Start of Block

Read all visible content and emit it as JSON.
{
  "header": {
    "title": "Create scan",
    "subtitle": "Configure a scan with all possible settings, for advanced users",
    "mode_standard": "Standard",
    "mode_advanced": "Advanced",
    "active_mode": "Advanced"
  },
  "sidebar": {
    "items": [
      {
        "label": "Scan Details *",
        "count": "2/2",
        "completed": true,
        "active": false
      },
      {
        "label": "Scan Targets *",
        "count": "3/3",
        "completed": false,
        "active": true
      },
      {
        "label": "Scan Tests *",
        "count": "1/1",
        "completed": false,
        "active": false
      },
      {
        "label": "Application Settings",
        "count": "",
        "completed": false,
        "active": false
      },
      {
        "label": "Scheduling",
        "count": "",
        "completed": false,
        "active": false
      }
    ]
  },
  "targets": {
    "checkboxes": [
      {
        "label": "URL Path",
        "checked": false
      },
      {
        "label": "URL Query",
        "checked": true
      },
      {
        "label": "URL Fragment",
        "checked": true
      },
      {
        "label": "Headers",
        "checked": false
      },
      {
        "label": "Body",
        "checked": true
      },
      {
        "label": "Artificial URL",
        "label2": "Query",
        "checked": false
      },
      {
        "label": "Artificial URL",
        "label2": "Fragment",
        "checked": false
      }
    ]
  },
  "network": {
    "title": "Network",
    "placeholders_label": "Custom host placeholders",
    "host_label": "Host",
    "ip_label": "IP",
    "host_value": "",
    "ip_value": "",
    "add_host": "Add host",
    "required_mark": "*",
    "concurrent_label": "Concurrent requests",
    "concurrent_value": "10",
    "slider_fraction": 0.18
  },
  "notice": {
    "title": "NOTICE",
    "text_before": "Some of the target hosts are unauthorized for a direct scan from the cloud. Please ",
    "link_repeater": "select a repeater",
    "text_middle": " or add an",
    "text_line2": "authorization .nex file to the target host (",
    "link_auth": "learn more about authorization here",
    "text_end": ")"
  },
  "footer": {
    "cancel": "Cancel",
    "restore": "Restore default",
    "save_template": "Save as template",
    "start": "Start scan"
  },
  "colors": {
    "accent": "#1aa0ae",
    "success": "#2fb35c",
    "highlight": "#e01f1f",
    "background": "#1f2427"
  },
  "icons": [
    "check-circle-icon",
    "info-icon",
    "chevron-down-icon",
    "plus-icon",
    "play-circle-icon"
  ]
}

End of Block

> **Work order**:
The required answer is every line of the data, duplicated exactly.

> **Response to the exercise**:
Read all visible content and emit it as JSON.
{
  "header": {
    "title": "Create scan",
    "subtitle": "Configure a scan with all possible settings, for advanced users",
    "mode_standard": "Standard",
    "mode_advanced": "Advanced",
    "active_mode": "Advanced"
  },
  "sidebar": {
    "items": [
      {
        "label": "Scan Details *",
        "count": "2/2",
        "completed": true,
        "active": false
      },
      {
        "label": "Scan Targets *",
        "count": "3/3",
        "completed": false,
        "active": true
      },
      {
        "label": "Scan Tests *",
        "count": "1/1",
        "completed": false,
        "active": false
      },
      {
        "label": "Application Settings",
        "count": "",
        "completed": false,
        "active": false
      },
      {
        "label": "Scheduling",
        "count": "",
        "completed": false,
        "active": false
      }
    ]
  },
  "targets": {
    "checkboxes": [
      {
        "label": "URL Path",
        "checked": false
      },
      {
        "label": "URL Query",
        "checked": true
      },
      {
        "label": "URL Fragment",
        "checked": true
      },
      {
        "label": "Headers",
        "checked": false
      },
      {
        "label": "Body",
        "checked": true
      },
      {
        "label": "Artificial URL",
        "label2": "Query",
        "checked": false
      },
      {
        "label": "Artificial URL",
        "label2": "Fragment",
        "checked": false
      }
    ]
  },
  "network": {
    "title": "Network",
    "placeholders_label": "Custom host placeholders",
    "host_label": "Host",
    "ip_label": "IP",
    "host_value": "",
    "ip_value": "",
    "add_host": "Add host",
    "required_mark": "*",
    "concurrent_label": "Concurrent requests",
    "concurrent_value": "10",
    "slider_fraction": 0.18
  },
  "notice": {
    "title": "NOTICE",
    "text_before": "Some of the target hosts are unauthorized for a direct scan from the cloud. Please ",
    "link_repeater": "select a repeater",
    "text_middle": " or add an",
    "text_line2": "authorization .nex file to the target host (",
    "link_auth": "learn more about authorization here",
    "text_end": ")"
  },
  "footer": {
    "cancel": "Cancel",
    "restore": "Restore default",
    "save_template": "Save as template",
    "start": "Start scan"
  },
  "colors": {
    "accent": "#1aa0ae",
    "success": "#2fb35c",
    "highlight": "#e01f1f",
    "background": "#1f2427"
  },
  "icons": [
    "check-circle-icon",
    "info-icon",
    "chevron-down-icon",
    "plus-icon",
    "play-circle-icon"
  ]
}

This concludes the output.